So what does Planes want to be? It often feels like a weird mashup of both Cars movies, rushing through plot points or having characters spout exposition as opposed to letting natural character development spring forth. It can’t even succeed at being a passable diversion, a way to keep children quiet and sated for 90 minutes without getting bored or antsy. And its halfhearted, overly familiar message—that anyone can succeed no matter their origin—is at odds with the underlying theme of Pixar’s most recent feature, Monsters University, which sets Mike Wazowski up as being a relatably tragic figure, someone who has a very specific goal in mind that can never be fully achieved. Dusty wants to be a champion flier, but he’s a crop duster, so it should be impossible. Mike wants to be a champion scarer, but he’s just not scary enough even if he’s a monster. One of these characters goes through an actual trial of conscience; the other simply wins the day because for their climax to end otherwise would be unnecessarily challenging.

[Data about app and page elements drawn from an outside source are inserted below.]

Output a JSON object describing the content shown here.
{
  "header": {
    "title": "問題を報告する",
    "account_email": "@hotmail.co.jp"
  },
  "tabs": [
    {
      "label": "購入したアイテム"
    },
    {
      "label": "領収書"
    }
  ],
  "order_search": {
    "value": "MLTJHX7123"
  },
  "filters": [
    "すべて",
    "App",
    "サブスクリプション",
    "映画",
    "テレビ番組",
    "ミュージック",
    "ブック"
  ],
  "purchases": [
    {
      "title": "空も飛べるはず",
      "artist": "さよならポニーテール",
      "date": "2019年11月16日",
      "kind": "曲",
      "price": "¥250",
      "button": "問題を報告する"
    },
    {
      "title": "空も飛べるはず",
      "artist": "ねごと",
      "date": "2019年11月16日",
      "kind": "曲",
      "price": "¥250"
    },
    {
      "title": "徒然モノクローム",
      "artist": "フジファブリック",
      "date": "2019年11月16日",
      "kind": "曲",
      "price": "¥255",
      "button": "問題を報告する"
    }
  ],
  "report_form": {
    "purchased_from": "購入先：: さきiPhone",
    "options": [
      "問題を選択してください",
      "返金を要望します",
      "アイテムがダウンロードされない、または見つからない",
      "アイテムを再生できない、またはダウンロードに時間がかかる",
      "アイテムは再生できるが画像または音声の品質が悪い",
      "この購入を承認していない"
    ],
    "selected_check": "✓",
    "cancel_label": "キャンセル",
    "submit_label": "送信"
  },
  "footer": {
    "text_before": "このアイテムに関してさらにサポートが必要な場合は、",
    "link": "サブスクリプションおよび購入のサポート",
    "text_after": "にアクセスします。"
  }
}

Which is worse: that Planes is not as challenging a film as Pixar’s movies, or that it does not want to be challenging at all? In essence, is it worse that, like Cats, the Cars franchise is just about cars, or that its filmmakers don’t even consider the deeper possibilities? All Planes wants to be is a way to give parents a break for 90 minutes, by cobbling together a group of well-known actors—among them John Cleese, Julia Louis-Dreyfus, Brad Garrett, Teri Hatcher, and Cedric the Entertainer—and pumping in a few pop-culture references. (Old Yeller gets name-checked once, thus inspiring the question of what that film or character looks like in the world of sentient cars.) If parents need to give their kids something to do for a couple of hours in the dog days of summer, try the local pool, or the library, or see Monsters University. Planes—a movie in which one character’s subplot revolves around literally selling Dusty-specific merchandise—is a crass, frustrating affair. Perhaps it’s unsurprising that a movie from a direct-to-DVD outlet isn’t very good or inspired. But, boy, it would’ve been nice to be thrown for a loop this time.
— Josh Spiegel